“Retaliate, so full of hate, the pills I didn’t take
One more mistake that seals my fate, I’m gripped with fear.
Here in this room, I’ve locked the door, the confines of my hell.
But still a broken man can make a stand, my fists are clenching.”
You’ll notice that the lines I recycled from verse one changed a bit by the final draft. This brings me on to point number three…
Riff on what’s already there
Unsurprisingly, given that I recycled several lines, the first draft of my second verse ended up pretty similar to verse number one. In the past, I would have panicked at this point, junked what I’d written and started again. I’m glad I didn’t, because there was actually plenty to work with.
The trick to creating a compelling second verse that advanced the narrative of my song, it turned out, was through subtle variations on the motifs that I’d already established. Take the second line, for example. In the first verse, it goes:
“It was my first mistake, a last mistake, which brought you here.”
I carried over “it was my first mistake, a last mistake” to the second verse, changing the final part of the line to “I’m gripped with fear.” Redrafting, I realized that referring to a “first” mistake in the second verse didn’t make sense: you don’t make a first mistake twice. So I changed that part of the line to “one more mistake.” It wasn’t a mammoth effort, and created a logical sense of progression. From there, the phrase “that seals my fate” came pretty naturally – it escalated the sense of desperation from the first verse, which I liked – and, hey presto, line number two was locked in.
I repeated this process for the two remaining lines. For line number three, “the confines of my cell” became “confines of my hell” – once again, escalating the desperation – and I worked backwards from there. “Here in this room, I’ve locked the door” was effectively a repurposing of the original words from verse one, but having our protagonist “lock the door” was distinct and moved things forward. For the final line, I added “and now my fists are clenching.” I liked the image – this character finally fighting back against this hell of their own making – but the whole line felt clunky. I ended up with “still a broken man can make his stand, my fists are clenching.” It was much tighter, and having the character “take a stand” really brought home the clenched fist image that followed.
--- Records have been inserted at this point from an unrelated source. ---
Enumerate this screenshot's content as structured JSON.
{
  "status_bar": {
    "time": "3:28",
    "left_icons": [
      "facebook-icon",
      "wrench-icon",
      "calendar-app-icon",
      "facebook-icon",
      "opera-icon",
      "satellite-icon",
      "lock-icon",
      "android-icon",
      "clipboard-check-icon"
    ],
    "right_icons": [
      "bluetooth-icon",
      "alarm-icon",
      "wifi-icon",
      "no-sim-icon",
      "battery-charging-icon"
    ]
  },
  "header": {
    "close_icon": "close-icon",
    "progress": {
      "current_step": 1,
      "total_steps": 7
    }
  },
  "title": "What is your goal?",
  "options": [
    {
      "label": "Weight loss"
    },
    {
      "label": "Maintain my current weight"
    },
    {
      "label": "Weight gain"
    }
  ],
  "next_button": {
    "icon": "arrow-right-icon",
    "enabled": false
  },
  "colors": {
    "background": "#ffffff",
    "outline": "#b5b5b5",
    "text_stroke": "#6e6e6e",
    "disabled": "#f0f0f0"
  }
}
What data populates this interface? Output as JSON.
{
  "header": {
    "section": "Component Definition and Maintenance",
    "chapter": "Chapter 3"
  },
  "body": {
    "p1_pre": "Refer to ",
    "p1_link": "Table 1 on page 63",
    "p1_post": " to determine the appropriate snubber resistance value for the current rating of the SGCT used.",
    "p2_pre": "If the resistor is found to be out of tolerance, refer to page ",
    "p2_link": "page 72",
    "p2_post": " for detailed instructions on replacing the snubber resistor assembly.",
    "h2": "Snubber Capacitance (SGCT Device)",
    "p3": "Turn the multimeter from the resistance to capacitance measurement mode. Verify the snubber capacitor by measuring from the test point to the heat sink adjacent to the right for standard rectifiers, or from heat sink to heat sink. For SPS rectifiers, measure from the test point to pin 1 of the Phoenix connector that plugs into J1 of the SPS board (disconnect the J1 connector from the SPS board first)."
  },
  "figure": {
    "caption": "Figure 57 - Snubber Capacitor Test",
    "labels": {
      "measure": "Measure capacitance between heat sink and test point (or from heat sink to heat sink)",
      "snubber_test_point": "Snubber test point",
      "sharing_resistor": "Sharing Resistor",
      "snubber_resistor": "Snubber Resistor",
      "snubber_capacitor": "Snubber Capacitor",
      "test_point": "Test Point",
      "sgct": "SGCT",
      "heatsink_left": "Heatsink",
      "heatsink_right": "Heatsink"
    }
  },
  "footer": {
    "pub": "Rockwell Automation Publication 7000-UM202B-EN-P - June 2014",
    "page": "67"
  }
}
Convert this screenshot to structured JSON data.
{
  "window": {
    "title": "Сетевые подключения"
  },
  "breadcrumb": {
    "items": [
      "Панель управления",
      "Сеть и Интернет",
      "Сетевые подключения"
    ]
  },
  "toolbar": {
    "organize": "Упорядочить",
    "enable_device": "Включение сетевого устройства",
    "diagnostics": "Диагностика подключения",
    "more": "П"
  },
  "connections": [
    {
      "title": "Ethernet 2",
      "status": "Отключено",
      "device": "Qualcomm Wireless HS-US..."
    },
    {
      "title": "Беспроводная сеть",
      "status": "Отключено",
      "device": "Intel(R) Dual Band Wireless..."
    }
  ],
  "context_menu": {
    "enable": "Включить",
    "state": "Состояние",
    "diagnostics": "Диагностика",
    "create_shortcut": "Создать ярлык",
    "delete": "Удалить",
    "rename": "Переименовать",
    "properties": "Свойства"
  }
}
So there it is, my tried and tested method for writing a killer second verse. It served me well on “I Choose Violence” and has worked time and time again on the songs I’ve written since. It ain’t rocket science or divine intervention, but then, most good writing isn’t.